Like the GRU's hackers as a whole, Sandworm's power grid hackers also appear to be accelerating the tempo of their utility attacks. Mandiant's analysts say that in contrast to the group's previous blackouts, in which they laid in wait inside Ukrainian utility networks for more than six months prior to launching a power-cutting payload, this latest case unfolded on a much shorter timeline: Sandworm appears to have gained access to the industrial control system side of the victim's network only three months prior to the blackout and developed their technique to cause that blackout around two months later.
This speed is a sign that the group's newer "living off the land" tactics may not just be stealthier than the carefully built custom malware used in the past, but nimbler too. "Especially during a time of war, you need to be agile and adjust based on your target," says Brubaker. "This gives them a much better ability to do that than having to prep for years ahead."
Around 48 hours after the blackout, according to Mandiant, Sandworm still retained enough access to the victim's machines to launch a piece of malware called CaddyWiper, the most common data-destroying tool deployed by the GRU since the start of Russia's invasion in February 2022, to erase the contents of computers across its IT network. While that appears to have been an attempt to complicate defenders' analysis of Sandworm's footprints, the hackers somehow didn't deploy that data-destroying tool on the industrial control side of the utility's network.
Both Mandiant and SSSCIP's Zhora emphasize that despite Sandworm's evolution, and as historically significant as any hacker-induced blackout may be, the October 2022 incident shouldn't be taken as a sign that Ukraine's digital defenses are failing. On the contrary, they say they've seen Russia's state-sponsored hackers launch dozens of failed attacks on Ukrainian critical infrastructure for every attack that, like this case, achieved a dramatic outcome. "It's an absolute testament to the Ukrainian defenders that this incident was so isolated," Hultquist says.
In fact, exactly what Sandworm's latest blackout—this time tied to a physical strike—actually accomplished for Russia's invasion force remains far from clear. Mandiant's Hultquist argues that, more than any tactical effect, such as disabling the ability to defend against the missile strike or warn civilians, the blackout was more likely intended as another opportunistic psychological blow, intended to compound victims' feeling of chaos and helplessness.
But he notes that a single blackout caused by a cyberattack may no longer move the psychological needle in a country that has been under constant bombardment for the better part of two years and whose citizens' resolve to fight the invading force has only been steeled by those relentless attacks. He adds that, rather than multiplying the effects of the missile strike it coincided with, it's just as possible that Sandworm's carefully executed blackout was overshadowed by the physical attacks that followed.

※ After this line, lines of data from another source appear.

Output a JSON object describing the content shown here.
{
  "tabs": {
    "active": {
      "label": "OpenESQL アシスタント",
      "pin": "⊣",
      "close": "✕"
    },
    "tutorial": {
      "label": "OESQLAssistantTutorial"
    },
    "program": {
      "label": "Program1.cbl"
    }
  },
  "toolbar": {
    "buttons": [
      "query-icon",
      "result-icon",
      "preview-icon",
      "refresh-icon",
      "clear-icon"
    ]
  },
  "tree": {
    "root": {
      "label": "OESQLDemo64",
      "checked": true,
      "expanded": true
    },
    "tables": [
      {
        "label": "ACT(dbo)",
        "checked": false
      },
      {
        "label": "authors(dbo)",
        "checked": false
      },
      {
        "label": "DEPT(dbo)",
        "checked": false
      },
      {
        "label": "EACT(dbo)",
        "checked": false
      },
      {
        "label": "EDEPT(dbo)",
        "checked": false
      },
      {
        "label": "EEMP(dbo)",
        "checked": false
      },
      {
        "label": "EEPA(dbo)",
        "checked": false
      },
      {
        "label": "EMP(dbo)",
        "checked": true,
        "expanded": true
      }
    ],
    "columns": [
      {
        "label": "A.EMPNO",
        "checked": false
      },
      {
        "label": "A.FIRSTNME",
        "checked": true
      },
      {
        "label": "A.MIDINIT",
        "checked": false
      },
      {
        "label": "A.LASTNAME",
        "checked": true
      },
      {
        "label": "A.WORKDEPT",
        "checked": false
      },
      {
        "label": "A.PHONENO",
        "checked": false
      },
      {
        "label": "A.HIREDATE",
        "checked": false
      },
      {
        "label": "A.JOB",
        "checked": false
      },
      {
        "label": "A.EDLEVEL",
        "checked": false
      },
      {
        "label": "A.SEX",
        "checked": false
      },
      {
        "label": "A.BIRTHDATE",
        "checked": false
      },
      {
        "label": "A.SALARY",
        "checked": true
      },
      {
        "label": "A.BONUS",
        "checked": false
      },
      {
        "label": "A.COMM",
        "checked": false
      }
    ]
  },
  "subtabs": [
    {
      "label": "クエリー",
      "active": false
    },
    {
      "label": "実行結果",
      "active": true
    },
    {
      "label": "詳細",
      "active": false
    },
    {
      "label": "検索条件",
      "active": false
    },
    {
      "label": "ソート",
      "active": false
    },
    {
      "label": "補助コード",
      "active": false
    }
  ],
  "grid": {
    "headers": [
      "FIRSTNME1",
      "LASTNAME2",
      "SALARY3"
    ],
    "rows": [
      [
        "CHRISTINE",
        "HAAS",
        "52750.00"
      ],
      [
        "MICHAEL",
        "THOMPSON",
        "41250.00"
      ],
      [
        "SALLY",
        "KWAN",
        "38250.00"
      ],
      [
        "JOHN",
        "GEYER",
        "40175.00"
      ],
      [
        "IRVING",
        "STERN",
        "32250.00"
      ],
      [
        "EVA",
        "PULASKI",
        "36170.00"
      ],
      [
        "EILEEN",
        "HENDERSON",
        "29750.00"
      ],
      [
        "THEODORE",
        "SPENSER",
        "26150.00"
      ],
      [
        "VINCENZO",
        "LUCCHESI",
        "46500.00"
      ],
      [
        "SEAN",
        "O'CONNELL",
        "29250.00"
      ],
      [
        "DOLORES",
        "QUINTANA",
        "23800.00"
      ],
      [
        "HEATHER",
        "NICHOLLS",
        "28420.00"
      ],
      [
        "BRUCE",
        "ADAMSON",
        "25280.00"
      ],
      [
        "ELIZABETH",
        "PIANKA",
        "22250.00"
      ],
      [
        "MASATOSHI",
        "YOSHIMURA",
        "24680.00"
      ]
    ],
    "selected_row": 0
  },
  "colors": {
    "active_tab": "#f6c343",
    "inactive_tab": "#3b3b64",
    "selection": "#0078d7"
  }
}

"This is another way to break the resolve of the civilian populace as part of a greater strategy to bring Ukrainians to heel," says Hultqulst. "That doesn't mean it's had any success. It's difficult to have a psychological cyber impact in a world where missiles are flying."
Update 10 am ET, November 9, 2023: The Sandworm blackout using the Crash Override malware took place in 2016, not 2017.